Synopsis:
You’re Telling Me!
Sam Bisbee unwittingly ruins the romance between his daughter and a local society boy. When disaster befalls the demonstration of his new puncture-proof tyre, Sam takes the train home and meets the visiting Princess Lescaboura. She calls at his home town and announces hem as a hero. Bisbee is transformed into a leading citizen.
Man On The Flying Trapeze
Ambrose Wolfinger lives with his wife, stepson, mother-in-low and the daughter from his first, happier marriage. He takes his first afternoon off work in twenty-five years to attend a wrestling match, on the bogus pretext that his mother-in-law has died. Floral tributes arrive at the horse and Ambrose is falsely accused of a drunken spree with his secretary. He is fired but reinstated – on more favourable terms – when his memory for clients’ details is recognized.
Actors:
, , , ,
Directors:
Studio:
Universal Pictures
Genres:
Classics, Comedy
BBFC:
Release Date:
10/12/2007
Run Time:
126 minutes
Languages:
English Dolby Digital 2.0 Mono
Subtitles:
English, English Hard of Hearing
DVD Regions:
Region 2
Formats:
Pal
Aspect Ratio:
Full Screen 1.33:1 / 4:3
Colour:
B & W

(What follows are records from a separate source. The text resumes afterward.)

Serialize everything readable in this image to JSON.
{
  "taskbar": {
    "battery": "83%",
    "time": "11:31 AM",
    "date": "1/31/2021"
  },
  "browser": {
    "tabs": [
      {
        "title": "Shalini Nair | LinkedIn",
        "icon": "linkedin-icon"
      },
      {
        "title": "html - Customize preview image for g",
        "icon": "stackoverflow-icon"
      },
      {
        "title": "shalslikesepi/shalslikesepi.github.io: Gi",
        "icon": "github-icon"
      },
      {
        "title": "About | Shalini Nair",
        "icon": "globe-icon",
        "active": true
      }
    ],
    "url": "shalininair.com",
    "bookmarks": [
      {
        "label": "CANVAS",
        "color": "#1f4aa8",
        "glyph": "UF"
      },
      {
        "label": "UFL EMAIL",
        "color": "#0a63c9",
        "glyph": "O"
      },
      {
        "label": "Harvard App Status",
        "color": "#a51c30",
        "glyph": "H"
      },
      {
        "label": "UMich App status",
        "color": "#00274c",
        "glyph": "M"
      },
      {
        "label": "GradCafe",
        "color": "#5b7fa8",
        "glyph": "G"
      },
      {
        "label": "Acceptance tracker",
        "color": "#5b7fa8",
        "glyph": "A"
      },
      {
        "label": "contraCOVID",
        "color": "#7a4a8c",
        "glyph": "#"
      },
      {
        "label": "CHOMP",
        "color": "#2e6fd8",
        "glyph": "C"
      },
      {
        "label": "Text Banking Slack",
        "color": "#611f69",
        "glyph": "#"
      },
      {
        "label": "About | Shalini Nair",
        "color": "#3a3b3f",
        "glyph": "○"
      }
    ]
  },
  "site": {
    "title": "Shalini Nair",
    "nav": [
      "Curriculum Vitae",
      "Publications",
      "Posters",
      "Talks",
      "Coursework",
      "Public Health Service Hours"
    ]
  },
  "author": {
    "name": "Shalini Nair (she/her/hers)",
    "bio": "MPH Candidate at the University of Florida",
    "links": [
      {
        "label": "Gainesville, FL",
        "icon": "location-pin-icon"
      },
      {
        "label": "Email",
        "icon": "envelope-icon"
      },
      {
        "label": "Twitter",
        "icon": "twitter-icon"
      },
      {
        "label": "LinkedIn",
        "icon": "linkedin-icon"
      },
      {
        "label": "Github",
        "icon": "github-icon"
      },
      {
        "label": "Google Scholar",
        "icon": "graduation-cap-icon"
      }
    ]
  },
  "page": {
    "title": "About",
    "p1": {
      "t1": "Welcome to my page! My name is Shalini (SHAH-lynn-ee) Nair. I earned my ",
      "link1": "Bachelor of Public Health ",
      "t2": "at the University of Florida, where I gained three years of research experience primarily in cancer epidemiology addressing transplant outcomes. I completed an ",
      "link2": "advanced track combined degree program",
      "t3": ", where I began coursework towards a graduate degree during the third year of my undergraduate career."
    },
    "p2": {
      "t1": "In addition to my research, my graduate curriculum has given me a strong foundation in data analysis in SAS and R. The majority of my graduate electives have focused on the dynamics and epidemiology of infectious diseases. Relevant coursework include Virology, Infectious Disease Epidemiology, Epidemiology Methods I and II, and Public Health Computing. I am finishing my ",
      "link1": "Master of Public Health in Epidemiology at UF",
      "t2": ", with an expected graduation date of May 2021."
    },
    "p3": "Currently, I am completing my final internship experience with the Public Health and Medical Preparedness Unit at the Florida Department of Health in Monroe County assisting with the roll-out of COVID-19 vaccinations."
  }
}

More like W.C. Fields: You're Telling Me! / Man on the Flying Trapeze

Reviews (1) of W.C. Fields: You're Telling Me! / Man on the Flying Trapeze

Man On the Flying Trapeze. - W.C. Fields: You're Telling Me! / Man on the Flying Trapeze review by Steve

Spoiler Alert
Updated 09/02/2022

Kathleen Howard reprises her role from It's a Gift as WC Fields' shrewish wife, but the great comic star has a more loving daughter (Mary Brian) this time around to sweeten the dish. It's a Gift was hilarious, but awfully cold. Again there is a collection of sketches built around a loose narrative. Ambrose Wolfinger just wants to go to the wrestling...  

The best episode is the opener when Fields is forced down into the cellar by his wife to confront two burglars who are getting mellowly drunk on Wolfinger's applejack. Fields, the intruders and a cop end up harmonising sentimental Irish ballads together. For all of them, this is brief moment of respite seized from the hell of domesticity.

 It's such a funny film because Fields' comic persona is so identifiable. His suffering is revealed so pitifully, with a sudden nervous reflex or a mumbled aside. He has grown to accept his malign fate. There's nothing he can do about it.  

Fields is always doing what he is asked, however absurd. Then is admonished when the outcome proves to be unsatisfactory. He acts without complaint or hope, and then gets nailed for it. And who doesn't know how that feels?! This is my pick as his best film. 

0 out of 0 members found this review helpful.

Unlimited films sent to your door, starting at £10.99 a month.